Exercise requirements> Line by line, check the data for the string "icon" and state how many lines have it, nothing more.

Page and application data records:
-- -- --
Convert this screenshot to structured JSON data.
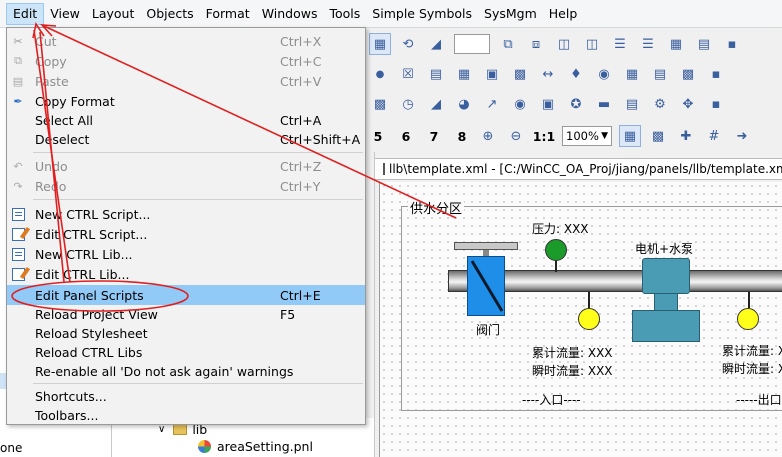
{
  "menubar": {
    "items": [
      "Edit",
      "View",
      "Layout",
      "Objects",
      "Format",
      "Windows",
      "Tools",
      "Simple Symbols",
      "SysMgm",
      "Help"
    ]
  },
  "edit_menu": {
    "items": [
      {
        "label": "Cut",
        "shortcut": "Ctrl+X",
        "enabled": false,
        "icon": "cut-icon"
      },
      {
        "label": "Copy",
        "shortcut": "Ctrl+C",
        "enabled": false,
        "icon": "copy-icon"
      },
      {
        "label": "Paste",
        "shortcut": "Ctrl+V",
        "enabled": false,
        "icon": "paste-icon"
      },
      {
        "label": "Copy Format",
        "shortcut": "",
        "enabled": true,
        "icon": "brush-icon"
      },
      {
        "label": "Select All",
        "shortcut": "Ctrl+A",
        "enabled": true
      },
      {
        "label": "Deselect",
        "shortcut": "Ctrl+Shift+A",
        "enabled": true
      },
      {
        "label": "Undo",
        "shortcut": "Ctrl+Z",
        "enabled": false,
        "icon": "undo-icon"
      },
      {
        "label": "Redo",
        "shortcut": "Ctrl+Y",
        "enabled": false,
        "icon": "redo-icon"
      },
      {
        "label": "New CTRL Script...",
        "shortcut": "",
        "enabled": true,
        "icon": "new-script-icon"
      },
      {
        "label": "Edit CTRL Script...",
        "shortcut": "",
        "enabled": true,
        "icon": "edit-script-icon"
      },
      {
        "label": "New CTRL Lib...",
        "shortcut": "",
        "enabled": true,
        "icon": "new-lib-icon"
      },
      {
        "label": "Edit CTRL Lib...",
        "shortcut": "",
        "enabled": true,
        "icon": "edit-lib-icon"
      },
      {
        "label": "Edit Panel Scripts",
        "shortcut": "Ctrl+E",
        "enabled": true,
        "highlighted": true
      },
      {
        "label": "Reload Project View",
        "shortcut": "F5",
        "enabled": true
      },
      {
        "label": "Reload Stylesheet",
        "shortcut": "",
        "enabled": true
      },
      {
        "label": "Reload CTRL Libs",
        "shortcut": "",
        "enabled": true
      },
      {
        "label": "Re-enable all 'Do not ask again' warnings",
        "shortcut": "",
        "enabled": true
      },
      {
        "label": "Shortcuts...",
        "shortcut": "",
        "enabled": true
      },
      {
        "label": "Toolbars...",
        "shortcut": "",
        "enabled": true
      }
    ]
  },
  "toolbar": {
    "number_buttons": [
      "5",
      "6",
      "7",
      "8"
    ],
    "ratio_label": "1:1",
    "zoom_value": "100%"
  },
  "left_dock": {
    "bottom_label": "one"
  },
  "project_tree": {
    "folder_label": "lib",
    "file_label": "areaSetting.pnl"
  },
  "panel_window": {
    "title": "llb\\template.xml - [C:/WinCC_OA_Proj/jiang/panels/llb/template.xml]"
  },
  "canvas": {
    "frame_label": "供水分区",
    "pressure_label": "压力: XXX",
    "pump_label": "电机+水泵",
    "valve_label": "阀门",
    "cumulative_flow_1": "累计流量: XXX",
    "instant_flow_1": "瞬时流量: XXX",
    "inlet_label": "----入口----",
    "cumulative_flow_2": "累计流量: X",
    "instant_flow_2": "瞬时流量: X",
    "outlet_label": "-----出口"
  },
  "colors": {
    "menu_highlight": "#91c9f7",
    "annotation_red": "#e02020",
    "valve_blue": "#1f8ee8",
    "pump_teal": "#4a9cb5",
    "sensor_green": "#1b9b2a",
    "sensor_yellow": "#ffff1a"
  }
}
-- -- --
Response area> 10